POP stars switch up their images to move with the times or grab cash.  Makes sense, whereas these awful revamps remain baffling: 

David Bowie’s Tin Machine period

Bowie ruled the 70s with his androgynous alien look that made guitarist Mick Ronson fear he was going to bum him. Several fashion incarnations later, in the 80s he tried cheap-looking fashion suits. He probably thought he was capturing the zeitgeist – see also Mick Jagger’s solo career – but he looked as if his auntie have given him Burton’s vouchers for Christmas.

Madonna’s conical bra

When Madonna donned the Jean Paul Gaultier conical bra, it was so iconic she couldn’t let it go, and even to this day is squeezing into age-inappropriate corsetry. You didn’t have to stick with that one look, Madge. Darth Vader was iconic, but David Prowse didn’t wear a black cape and mask years later when he went to Tesco.

Status Quo’s denim look

Before discovering denim, the Quo dressed in the psychedelic style of the time. Deciding they weren’t getting laid enough, they switched to a naff jeans-and-waistcoats ‘rock’ look and adopted a new sound: chugging, boring rock that unadventurous music fans adored. As if to underline their commitment to naffness, Rick Parfitt got a biro stuck up his nose during a coke binge.

Kiss’s lucrative goth clown look

For a brief period, Kiss did not look like total bellends but a vaguely normal early-70s band. Then came the make-up, followed by shedloads of cash and groupies. This means every man trying to get laid has got it wrong; what women really find attractive is a grotesque leotard showing chest hair down to your belly, comical platform boots and gothic clownface.

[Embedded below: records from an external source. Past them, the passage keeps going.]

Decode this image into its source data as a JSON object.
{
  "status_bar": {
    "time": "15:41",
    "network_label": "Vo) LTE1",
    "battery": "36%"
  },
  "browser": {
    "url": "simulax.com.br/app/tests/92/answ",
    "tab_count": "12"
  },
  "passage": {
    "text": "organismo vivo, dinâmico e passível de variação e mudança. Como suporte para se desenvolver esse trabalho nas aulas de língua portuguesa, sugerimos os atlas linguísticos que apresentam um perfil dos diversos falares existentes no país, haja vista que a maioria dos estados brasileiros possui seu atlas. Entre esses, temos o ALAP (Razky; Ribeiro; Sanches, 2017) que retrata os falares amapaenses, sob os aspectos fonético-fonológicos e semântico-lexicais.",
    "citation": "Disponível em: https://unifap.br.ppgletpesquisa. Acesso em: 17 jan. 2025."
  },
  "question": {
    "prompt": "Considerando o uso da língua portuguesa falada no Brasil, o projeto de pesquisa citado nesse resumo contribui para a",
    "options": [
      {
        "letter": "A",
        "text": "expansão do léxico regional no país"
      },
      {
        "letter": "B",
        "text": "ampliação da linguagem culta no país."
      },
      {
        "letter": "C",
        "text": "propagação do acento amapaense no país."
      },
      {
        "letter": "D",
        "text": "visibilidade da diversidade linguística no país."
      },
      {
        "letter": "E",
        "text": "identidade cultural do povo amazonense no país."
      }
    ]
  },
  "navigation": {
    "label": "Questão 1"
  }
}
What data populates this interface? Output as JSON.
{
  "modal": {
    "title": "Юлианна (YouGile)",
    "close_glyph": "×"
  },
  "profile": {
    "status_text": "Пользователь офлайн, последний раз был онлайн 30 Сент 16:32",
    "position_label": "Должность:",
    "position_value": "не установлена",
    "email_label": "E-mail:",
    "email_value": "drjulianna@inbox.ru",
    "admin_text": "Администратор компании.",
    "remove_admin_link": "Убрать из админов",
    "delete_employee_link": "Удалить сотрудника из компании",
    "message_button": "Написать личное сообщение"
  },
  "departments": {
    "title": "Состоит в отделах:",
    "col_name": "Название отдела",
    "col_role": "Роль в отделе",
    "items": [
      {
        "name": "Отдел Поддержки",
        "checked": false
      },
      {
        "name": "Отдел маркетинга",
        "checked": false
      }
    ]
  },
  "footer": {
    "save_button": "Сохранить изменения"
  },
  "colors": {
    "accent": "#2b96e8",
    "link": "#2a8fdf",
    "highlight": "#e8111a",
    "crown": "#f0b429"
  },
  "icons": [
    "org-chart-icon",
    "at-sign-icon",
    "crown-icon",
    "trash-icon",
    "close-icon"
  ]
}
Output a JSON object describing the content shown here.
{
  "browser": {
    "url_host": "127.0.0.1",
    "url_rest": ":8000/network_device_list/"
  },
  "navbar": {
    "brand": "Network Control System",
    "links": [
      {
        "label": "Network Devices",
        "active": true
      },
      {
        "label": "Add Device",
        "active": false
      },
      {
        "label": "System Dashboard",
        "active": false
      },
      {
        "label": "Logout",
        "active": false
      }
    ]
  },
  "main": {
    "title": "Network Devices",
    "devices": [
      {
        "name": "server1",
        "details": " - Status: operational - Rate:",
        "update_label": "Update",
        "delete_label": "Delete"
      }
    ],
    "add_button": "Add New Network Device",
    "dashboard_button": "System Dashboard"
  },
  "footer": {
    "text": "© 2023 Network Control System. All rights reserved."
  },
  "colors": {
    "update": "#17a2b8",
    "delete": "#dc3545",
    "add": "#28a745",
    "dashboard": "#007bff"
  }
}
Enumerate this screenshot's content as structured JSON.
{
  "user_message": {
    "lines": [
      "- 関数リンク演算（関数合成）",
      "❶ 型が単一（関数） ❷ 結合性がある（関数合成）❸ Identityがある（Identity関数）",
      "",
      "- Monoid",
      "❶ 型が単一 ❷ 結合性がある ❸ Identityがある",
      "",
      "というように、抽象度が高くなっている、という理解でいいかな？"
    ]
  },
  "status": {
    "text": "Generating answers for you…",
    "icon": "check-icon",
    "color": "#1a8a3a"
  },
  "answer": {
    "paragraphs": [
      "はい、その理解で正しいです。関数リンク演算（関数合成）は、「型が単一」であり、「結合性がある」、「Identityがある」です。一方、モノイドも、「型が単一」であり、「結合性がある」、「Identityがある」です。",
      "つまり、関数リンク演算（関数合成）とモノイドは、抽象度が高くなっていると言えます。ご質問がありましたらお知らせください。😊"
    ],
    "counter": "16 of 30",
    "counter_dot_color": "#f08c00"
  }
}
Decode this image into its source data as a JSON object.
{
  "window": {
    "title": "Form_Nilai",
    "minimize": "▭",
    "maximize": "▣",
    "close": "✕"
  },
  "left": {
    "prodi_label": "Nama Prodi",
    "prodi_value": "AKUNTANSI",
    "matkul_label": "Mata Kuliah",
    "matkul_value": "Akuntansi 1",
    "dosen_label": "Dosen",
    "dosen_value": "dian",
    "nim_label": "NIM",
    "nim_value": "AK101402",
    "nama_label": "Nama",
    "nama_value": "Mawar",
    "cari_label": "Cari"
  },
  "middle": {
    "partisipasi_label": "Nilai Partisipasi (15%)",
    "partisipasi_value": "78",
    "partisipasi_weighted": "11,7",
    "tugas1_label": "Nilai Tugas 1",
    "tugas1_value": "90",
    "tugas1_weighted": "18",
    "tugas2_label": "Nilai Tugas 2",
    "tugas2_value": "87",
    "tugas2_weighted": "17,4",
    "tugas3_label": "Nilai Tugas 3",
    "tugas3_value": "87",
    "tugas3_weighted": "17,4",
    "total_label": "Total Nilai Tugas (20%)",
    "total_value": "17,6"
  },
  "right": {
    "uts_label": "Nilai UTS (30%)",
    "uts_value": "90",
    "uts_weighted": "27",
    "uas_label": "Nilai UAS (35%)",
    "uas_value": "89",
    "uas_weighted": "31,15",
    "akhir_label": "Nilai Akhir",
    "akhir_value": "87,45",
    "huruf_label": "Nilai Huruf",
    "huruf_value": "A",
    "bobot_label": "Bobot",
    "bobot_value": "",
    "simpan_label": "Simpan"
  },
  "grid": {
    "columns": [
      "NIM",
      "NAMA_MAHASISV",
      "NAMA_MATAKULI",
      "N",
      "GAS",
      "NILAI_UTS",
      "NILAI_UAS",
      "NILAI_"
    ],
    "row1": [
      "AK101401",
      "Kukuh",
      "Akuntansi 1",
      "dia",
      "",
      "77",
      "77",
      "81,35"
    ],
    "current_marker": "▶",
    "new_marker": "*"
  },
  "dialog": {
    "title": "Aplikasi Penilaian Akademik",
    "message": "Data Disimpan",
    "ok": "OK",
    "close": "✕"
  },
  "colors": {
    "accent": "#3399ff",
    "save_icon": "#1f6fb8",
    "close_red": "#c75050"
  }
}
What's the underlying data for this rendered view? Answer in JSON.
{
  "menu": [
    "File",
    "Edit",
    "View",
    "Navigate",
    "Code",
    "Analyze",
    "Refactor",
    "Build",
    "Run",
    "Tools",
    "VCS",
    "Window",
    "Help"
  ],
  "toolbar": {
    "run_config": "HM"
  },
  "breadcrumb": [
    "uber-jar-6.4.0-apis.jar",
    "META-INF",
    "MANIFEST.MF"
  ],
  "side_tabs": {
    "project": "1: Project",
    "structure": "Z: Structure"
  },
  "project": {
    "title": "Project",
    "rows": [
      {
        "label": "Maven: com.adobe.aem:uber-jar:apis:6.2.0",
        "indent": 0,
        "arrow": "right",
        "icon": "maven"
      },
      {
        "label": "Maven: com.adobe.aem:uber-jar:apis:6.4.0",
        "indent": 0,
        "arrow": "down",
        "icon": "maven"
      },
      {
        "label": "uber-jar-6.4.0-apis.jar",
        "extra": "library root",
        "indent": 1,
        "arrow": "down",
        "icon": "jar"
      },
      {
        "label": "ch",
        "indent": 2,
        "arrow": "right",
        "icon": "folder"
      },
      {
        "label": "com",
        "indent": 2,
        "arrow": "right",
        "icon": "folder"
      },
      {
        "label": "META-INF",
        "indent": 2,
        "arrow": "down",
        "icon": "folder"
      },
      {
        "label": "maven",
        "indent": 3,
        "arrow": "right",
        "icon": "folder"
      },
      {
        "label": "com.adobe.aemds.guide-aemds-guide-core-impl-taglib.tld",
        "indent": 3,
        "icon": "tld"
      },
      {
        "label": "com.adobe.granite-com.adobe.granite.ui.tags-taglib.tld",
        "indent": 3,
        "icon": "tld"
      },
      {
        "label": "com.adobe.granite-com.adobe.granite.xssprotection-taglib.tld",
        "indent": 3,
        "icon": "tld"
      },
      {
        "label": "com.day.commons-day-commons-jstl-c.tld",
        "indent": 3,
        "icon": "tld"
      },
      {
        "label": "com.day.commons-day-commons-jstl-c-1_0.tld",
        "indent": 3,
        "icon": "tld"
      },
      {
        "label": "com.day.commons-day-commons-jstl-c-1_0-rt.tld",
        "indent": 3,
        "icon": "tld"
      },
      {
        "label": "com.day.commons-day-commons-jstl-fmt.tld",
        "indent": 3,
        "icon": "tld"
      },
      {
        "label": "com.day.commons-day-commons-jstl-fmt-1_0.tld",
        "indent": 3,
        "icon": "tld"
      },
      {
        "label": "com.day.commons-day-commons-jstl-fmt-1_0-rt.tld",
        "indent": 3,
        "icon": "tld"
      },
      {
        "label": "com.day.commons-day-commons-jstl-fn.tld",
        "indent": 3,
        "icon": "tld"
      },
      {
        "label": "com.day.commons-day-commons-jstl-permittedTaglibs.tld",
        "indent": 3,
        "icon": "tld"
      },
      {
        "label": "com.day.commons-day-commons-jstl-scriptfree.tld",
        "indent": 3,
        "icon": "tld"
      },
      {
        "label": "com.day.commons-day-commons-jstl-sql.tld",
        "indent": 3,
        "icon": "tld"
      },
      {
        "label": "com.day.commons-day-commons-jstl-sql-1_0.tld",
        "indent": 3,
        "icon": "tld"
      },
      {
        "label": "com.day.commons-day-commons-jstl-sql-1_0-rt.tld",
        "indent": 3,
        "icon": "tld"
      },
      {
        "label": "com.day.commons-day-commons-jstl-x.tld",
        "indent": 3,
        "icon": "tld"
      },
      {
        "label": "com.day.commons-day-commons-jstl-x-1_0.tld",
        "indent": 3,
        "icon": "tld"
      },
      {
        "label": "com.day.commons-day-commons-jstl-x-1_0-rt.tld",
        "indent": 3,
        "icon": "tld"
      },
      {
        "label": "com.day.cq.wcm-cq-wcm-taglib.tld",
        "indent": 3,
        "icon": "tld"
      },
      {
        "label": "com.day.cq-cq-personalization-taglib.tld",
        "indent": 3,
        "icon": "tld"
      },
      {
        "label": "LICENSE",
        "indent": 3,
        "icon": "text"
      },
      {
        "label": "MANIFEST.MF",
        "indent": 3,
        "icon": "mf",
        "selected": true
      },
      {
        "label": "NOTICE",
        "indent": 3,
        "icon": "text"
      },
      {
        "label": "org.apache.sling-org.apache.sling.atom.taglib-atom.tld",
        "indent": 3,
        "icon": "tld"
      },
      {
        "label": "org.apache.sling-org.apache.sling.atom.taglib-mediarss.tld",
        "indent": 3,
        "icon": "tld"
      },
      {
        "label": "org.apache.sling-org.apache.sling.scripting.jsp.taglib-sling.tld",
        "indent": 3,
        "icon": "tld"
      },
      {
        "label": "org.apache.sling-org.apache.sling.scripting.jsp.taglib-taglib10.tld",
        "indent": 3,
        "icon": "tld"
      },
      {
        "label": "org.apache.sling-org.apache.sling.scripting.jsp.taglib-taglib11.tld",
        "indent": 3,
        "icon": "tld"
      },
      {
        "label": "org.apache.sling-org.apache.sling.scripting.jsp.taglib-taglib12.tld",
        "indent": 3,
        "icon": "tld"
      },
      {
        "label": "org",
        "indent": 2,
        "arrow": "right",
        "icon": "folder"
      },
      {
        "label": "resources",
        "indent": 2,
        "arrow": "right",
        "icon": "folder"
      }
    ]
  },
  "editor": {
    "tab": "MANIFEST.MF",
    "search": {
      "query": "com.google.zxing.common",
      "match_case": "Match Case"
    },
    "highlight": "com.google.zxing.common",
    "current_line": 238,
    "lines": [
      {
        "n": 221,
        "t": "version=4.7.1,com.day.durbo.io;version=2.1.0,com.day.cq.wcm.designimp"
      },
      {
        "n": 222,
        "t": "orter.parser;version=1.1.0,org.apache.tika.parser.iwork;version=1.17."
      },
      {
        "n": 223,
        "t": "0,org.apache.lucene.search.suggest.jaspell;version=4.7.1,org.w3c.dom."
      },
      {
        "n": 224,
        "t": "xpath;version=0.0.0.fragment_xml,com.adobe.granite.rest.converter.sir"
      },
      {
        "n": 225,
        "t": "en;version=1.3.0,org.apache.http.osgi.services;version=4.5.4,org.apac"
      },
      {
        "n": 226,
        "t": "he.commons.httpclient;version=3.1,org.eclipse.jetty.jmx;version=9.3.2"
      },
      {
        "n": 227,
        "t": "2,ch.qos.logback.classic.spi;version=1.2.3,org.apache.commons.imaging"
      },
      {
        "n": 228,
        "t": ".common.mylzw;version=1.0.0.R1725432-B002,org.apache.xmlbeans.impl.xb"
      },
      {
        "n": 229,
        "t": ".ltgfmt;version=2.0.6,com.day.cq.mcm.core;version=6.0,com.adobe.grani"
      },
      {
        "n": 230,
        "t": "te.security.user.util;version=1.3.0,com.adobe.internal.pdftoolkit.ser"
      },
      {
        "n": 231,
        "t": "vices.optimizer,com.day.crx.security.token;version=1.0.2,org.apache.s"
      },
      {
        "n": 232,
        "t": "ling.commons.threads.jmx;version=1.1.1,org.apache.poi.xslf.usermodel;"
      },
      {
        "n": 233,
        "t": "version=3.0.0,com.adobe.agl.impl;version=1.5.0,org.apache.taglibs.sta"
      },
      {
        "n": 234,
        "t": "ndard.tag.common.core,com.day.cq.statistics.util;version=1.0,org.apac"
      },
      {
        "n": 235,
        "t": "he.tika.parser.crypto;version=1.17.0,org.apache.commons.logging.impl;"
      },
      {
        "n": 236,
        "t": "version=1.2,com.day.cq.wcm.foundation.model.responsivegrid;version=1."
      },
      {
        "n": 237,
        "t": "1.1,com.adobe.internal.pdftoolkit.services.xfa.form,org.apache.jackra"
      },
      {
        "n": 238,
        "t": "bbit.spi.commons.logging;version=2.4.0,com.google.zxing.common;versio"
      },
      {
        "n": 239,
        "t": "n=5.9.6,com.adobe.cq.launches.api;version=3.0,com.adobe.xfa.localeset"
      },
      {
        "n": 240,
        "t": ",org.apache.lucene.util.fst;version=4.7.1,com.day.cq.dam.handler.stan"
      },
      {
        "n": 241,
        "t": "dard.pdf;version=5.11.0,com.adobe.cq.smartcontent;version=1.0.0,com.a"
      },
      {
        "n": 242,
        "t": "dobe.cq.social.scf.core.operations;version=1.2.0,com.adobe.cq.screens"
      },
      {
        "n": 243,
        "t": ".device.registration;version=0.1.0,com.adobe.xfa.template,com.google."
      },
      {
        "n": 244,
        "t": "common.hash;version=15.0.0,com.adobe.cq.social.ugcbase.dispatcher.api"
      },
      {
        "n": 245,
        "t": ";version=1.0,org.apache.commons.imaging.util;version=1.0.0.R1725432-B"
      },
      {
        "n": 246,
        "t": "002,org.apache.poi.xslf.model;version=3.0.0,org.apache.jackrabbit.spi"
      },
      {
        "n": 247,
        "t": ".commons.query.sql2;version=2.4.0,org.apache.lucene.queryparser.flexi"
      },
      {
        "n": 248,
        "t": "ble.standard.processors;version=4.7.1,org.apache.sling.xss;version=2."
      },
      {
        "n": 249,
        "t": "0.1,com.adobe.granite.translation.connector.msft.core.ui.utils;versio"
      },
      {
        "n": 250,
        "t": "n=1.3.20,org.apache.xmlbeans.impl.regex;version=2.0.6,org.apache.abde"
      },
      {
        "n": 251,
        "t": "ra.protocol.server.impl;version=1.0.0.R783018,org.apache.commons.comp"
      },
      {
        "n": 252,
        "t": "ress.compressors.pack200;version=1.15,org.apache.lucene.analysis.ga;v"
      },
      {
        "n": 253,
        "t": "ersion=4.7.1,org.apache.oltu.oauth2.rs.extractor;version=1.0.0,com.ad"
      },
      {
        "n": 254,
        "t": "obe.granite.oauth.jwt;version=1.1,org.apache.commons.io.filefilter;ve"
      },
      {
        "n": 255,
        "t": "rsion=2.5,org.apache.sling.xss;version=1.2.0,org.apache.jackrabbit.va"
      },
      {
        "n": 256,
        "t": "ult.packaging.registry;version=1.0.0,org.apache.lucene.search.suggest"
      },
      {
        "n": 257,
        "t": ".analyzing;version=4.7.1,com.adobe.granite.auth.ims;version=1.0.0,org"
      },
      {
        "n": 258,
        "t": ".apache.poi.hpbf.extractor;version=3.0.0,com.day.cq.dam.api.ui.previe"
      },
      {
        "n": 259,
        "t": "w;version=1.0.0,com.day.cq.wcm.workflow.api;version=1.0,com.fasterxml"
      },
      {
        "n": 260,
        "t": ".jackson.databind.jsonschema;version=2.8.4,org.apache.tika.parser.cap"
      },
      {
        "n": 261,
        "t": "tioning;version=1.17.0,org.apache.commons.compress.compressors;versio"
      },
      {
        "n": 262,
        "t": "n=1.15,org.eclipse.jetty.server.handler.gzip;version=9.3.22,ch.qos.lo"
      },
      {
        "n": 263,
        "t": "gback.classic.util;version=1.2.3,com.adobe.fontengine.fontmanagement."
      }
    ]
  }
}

Heart in the 80s

Hard to believe, but Heart were cool rock chicks in the 70s. Then came a transformation that couldn’t have been more 80s if Roland Rat had joined the band: shoulder pads, fingerless gloves and massive hair. They could still write a decent tune, but looked as if they’d come off some strange 80s soft rock production line that also made Starship.

MC Hammer goes gangster

A strange and obscure chapter in music history. A few years after the global mega-hit U Can’t Touch This, Hammer tried his hand at gangster rap. The album sold poorly and Hammer’s career resolutely went downhill. There’s a cautionary tale for everyone: if you’ve made $33 million from dance-based party rap, don’t sing about killing kids.